3. Small vs. Large Update

Ryan Gomes was too classy to say he was playing out of position on Tuesday night, blaming his own lack of aggressiveness for his scoreless evening, But did we really need to watch Jefferson-Gomes-McCants play head-up against Wallace-Noah-Nocioni for very long before deciding it wasn’t going to be pretty? How often do the Wolves get outrebounded 4 to 3 (48-36)? When last night’s starting lineup had Brewer in for Shaddy, I assumed it was a height thang rather than a virus on McCants.

Anyway, I thought two stints really changed the nature of last night’s game. The first was when coach Randy Wittman finally went big, putting Michael Doleac and Antoine Walker in so that Gomes was kicked down to small forward at the beginning of the second period. The Wolves were plus +8 over the next 5:40. The second tone-changer was when Boylan subbed in guard Chris Duhon for the seven-footer Noah with 5:38 to go in the third. The Bulls were minus -11 for the rest of the period.
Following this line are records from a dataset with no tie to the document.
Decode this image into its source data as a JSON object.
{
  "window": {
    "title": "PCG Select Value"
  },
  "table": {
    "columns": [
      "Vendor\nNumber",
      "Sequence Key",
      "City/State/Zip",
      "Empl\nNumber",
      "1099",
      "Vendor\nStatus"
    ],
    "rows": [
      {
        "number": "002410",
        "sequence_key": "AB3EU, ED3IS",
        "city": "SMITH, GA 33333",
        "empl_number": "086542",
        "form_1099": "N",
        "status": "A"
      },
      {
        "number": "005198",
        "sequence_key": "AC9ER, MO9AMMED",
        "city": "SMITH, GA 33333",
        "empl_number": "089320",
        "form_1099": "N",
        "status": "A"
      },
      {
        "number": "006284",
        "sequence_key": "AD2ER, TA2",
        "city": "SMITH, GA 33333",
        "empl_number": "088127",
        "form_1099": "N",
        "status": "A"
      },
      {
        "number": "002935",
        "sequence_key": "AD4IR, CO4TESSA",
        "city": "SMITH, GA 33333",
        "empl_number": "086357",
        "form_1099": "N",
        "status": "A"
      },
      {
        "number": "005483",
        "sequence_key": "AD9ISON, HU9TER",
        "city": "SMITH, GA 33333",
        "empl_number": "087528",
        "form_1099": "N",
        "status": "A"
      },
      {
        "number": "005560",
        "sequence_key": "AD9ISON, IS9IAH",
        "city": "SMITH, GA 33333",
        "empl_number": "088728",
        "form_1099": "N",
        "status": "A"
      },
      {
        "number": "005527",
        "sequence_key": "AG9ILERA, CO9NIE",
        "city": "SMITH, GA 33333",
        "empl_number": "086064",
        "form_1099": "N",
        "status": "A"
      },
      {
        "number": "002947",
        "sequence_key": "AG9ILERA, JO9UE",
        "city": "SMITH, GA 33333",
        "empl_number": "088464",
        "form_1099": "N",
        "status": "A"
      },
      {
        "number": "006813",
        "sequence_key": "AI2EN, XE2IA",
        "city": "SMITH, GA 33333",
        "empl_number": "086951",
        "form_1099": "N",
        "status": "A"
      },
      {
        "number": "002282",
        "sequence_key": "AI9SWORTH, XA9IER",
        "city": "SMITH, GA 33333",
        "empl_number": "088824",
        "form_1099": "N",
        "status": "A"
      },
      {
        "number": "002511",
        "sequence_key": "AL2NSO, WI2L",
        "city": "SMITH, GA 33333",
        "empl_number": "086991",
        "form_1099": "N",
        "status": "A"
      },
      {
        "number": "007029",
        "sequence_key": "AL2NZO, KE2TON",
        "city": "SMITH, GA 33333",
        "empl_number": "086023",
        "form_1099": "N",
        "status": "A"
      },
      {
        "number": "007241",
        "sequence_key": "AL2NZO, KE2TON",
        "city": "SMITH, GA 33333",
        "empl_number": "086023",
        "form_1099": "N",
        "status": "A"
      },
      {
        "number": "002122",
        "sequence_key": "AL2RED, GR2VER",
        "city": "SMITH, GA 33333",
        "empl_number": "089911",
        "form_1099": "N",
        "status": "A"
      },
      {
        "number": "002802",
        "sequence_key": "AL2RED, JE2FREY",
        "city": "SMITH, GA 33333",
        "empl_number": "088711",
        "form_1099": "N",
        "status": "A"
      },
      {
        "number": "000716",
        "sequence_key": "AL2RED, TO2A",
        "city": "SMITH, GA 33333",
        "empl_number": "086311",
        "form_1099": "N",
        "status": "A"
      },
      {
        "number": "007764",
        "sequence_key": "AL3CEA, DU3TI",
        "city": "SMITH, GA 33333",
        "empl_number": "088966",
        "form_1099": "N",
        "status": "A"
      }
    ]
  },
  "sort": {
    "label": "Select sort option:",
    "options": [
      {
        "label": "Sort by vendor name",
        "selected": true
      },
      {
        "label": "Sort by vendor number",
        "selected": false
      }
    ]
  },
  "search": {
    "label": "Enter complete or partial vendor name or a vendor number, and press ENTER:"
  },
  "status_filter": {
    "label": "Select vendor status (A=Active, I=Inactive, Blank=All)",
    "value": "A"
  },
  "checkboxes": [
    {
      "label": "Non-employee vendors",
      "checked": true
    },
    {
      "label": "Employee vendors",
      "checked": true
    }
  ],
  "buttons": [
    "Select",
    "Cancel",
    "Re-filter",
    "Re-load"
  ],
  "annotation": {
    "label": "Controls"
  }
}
That’s a total 19-point swing in a combined 11:18, and it happened when the Wolves went big and then when the Bulls went small.